_EXERCISE AIM_. Search the entries below for "name", and copy each line where it appears.

Stored data entries:
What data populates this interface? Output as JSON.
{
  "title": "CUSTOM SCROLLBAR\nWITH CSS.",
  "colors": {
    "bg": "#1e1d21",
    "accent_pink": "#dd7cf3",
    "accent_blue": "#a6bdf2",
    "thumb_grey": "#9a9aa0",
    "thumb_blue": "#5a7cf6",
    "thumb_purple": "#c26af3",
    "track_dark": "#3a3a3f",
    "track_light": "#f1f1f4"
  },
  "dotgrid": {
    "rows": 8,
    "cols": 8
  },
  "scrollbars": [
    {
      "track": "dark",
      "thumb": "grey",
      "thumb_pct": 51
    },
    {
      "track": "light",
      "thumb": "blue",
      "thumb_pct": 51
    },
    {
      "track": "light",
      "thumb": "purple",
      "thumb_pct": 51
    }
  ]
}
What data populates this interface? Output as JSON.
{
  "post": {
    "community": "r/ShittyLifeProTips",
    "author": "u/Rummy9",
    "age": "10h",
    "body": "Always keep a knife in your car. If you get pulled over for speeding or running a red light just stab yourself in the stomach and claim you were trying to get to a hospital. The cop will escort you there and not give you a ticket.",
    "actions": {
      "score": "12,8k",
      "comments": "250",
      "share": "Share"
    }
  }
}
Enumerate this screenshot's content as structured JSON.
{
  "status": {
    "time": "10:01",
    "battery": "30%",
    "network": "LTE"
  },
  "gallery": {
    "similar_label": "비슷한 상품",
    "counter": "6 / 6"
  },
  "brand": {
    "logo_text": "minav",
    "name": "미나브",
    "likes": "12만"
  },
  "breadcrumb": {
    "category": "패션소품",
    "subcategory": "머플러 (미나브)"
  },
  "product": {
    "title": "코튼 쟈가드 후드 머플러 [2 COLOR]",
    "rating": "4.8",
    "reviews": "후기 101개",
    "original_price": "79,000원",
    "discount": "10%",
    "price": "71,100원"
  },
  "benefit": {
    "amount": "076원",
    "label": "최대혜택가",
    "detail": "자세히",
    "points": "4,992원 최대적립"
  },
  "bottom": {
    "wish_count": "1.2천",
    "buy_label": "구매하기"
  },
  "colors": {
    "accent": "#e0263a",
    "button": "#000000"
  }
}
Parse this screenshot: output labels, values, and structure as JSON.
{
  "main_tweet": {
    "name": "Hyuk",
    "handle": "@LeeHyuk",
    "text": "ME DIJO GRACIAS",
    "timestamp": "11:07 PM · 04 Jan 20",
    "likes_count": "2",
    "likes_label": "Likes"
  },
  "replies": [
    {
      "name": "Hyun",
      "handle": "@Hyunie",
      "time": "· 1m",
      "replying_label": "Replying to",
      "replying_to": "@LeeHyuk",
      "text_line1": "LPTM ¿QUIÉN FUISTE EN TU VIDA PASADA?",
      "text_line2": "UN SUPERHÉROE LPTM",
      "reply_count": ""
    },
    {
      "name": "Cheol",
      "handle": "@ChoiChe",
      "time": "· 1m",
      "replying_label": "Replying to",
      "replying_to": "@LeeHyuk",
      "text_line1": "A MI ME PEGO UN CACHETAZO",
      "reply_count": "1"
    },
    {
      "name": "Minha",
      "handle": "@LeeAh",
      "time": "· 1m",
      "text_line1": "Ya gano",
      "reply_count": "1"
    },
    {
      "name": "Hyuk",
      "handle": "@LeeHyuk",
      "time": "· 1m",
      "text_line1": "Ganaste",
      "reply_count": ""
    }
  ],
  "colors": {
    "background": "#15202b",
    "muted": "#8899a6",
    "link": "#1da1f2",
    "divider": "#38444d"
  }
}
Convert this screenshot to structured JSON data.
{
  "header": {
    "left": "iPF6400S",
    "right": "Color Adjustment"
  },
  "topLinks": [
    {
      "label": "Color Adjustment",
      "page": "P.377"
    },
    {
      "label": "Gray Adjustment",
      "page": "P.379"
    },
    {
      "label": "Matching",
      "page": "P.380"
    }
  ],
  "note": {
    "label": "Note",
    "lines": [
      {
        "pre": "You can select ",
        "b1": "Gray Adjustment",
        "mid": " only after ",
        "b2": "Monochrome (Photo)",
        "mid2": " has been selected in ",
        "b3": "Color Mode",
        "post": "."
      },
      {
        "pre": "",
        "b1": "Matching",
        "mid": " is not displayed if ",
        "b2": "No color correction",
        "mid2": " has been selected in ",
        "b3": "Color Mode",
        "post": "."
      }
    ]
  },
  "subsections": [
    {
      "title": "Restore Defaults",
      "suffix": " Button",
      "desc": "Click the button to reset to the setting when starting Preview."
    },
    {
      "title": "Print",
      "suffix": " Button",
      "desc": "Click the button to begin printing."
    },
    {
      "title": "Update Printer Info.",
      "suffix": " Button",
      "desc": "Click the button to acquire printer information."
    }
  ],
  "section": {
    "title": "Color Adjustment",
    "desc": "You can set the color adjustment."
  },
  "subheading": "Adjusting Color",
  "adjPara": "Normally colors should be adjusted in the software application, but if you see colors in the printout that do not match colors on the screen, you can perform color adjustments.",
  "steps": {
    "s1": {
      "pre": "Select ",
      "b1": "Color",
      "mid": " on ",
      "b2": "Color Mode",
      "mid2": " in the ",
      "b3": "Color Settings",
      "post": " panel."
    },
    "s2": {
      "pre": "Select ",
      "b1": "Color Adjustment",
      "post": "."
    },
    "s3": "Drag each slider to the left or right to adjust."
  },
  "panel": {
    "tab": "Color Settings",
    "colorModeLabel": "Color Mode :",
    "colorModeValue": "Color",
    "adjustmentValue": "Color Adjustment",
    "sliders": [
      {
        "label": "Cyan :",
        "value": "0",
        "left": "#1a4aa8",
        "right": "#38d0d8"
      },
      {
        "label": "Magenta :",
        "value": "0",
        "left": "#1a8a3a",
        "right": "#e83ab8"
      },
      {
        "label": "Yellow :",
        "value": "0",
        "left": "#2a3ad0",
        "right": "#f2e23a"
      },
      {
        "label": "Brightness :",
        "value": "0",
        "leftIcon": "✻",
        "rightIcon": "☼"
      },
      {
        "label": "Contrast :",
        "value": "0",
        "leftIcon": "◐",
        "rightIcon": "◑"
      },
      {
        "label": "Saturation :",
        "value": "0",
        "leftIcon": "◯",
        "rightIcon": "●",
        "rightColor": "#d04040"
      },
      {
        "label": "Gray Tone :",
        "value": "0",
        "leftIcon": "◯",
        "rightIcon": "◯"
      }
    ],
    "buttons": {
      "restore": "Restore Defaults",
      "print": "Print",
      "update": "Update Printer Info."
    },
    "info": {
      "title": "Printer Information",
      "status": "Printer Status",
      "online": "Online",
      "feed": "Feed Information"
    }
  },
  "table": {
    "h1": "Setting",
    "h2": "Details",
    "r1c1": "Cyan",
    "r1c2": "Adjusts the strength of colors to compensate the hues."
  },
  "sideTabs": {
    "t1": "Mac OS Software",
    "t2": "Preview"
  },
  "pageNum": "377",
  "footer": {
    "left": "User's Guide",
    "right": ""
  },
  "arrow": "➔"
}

_TASK ANSWER_.
    "name": "미나브",
    "name": "Hyuk",
      "name": "Hyun",
      "name": "Cheol",
      "name": "Minha",
      "name": "Hyuk",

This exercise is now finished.